Chinese thinking on arms control talks was revealed in a classified State Department cable recounting an internal discussion of nuclear topics between U.S. and Chinese officials in Beijing in 2005. The cable quoted then-Chinese Assistant Foreign Ministry He Yafei as defending Chinese secrecy surrounding its nuclear forces, saying "now is not the time for China to tell others what we have." The Chinese official then said that if China were to reveal even the size of its nuclear arsenal, the disclosure would eliminate its deterrent value.

James H. Anderson, assistant defense secretary for strategy, plans, and capabilities, said at the conference that arms control needs to include verification and enforcement provisions. Based on China's missile and nuclear buildup, "it is altogether fitting and legitimate to seek to include them and bring them to the table with Russia as the president has articulated," Anderson said.

Thomas Dinanno, a deputy assistant secretary of state involved in arms control, said effective arms control requires willing partners who can be trusted.

For the United States, "compliance with the provisions of existing and future arms control agreements is essential to their success, and therefore to national security," Dinanno said.

U.S. national laboratories are working on new technologies designed to assist in verifying future arms agreements, he said.

Morrison said the Russians have refused to discuss the threatening new strategic arms and as a result "we've got to establish whether or not the Russians are interested in extending the treaty."

"But I think the higher priority is to look at the totality of the Russian and the Chinese [nuclear forces] programs because we have so much time left on the clock for a New START and figure out can we get to an arms control agreement that covers more of the systems that threaten the United States, not just the systems that Russia, for example, wants to talk about," he said.
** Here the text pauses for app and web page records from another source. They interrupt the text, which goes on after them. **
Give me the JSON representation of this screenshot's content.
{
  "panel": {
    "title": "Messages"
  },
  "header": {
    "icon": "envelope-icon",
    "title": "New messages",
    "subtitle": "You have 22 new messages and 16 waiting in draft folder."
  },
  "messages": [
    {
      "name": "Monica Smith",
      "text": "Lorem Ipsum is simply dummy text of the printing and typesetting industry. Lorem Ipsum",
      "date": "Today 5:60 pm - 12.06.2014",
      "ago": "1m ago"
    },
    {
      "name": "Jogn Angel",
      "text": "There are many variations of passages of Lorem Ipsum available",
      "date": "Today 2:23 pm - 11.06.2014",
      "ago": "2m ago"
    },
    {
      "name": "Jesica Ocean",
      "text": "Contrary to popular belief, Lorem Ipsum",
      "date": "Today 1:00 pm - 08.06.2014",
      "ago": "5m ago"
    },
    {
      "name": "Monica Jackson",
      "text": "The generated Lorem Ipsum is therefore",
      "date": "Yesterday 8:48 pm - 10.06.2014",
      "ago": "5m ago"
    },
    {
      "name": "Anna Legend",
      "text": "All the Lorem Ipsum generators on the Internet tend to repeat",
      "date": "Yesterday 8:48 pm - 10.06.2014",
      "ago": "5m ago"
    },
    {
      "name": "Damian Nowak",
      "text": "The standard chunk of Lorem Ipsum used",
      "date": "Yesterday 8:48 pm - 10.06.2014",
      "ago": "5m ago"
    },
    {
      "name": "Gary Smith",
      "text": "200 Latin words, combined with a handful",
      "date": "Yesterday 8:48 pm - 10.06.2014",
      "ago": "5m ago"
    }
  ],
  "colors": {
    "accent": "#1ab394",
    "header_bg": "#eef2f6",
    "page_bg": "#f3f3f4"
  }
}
Chinese statements opposing participation in arms talks does not mean Beijing cannot be persuaded to join negotiations in the future.

"From our perspective, we look at the Chinese words, and if the Chinese are truthful about their objectives, if they are interested in a minimum deterrent policy, if they truly have a no-first-use policy, if they are interested in being a responsible, global stakeholder, then they'll be interested in talking to us about arms control," Morrison said.

China has been a major proliferator of nuclear weapons, providing Pakistan with nuclear weapons design and production capabilities that were then covertly transferred to Iran, North Korea, and Libya. The cooperating violated the Nuclear Non-proliferation Treaty yet China was never held to account for the nuclear proliferation.

Chinese mobile missile launchers also were sold to North Korea and are now used for transporting and launching North Korean ICBMs.

Morrison also said Trump is unlikely to agree to New START extension without including curbs on Russia's estimated 2,000 non-strategic nuclear weapons.

Also, solely limiting nuclear missiles is not good arms control, he said.

"What sense does it make to limit a Russian submarine launched ballistic missile that could range [the continental United States] from a submarine platform but not to limit a Russian sea launch cruise missile that could arrange [the continental United States] from a submarine platform?" Morrison said.

"That's what we do right now. Under the New START Treaty, we limit submarine launched ballistic missiles, but we've excluded Russian Sea launch cruise missiles. That just doesn't continue to make sense and we watched the Russians exploit those loopholes."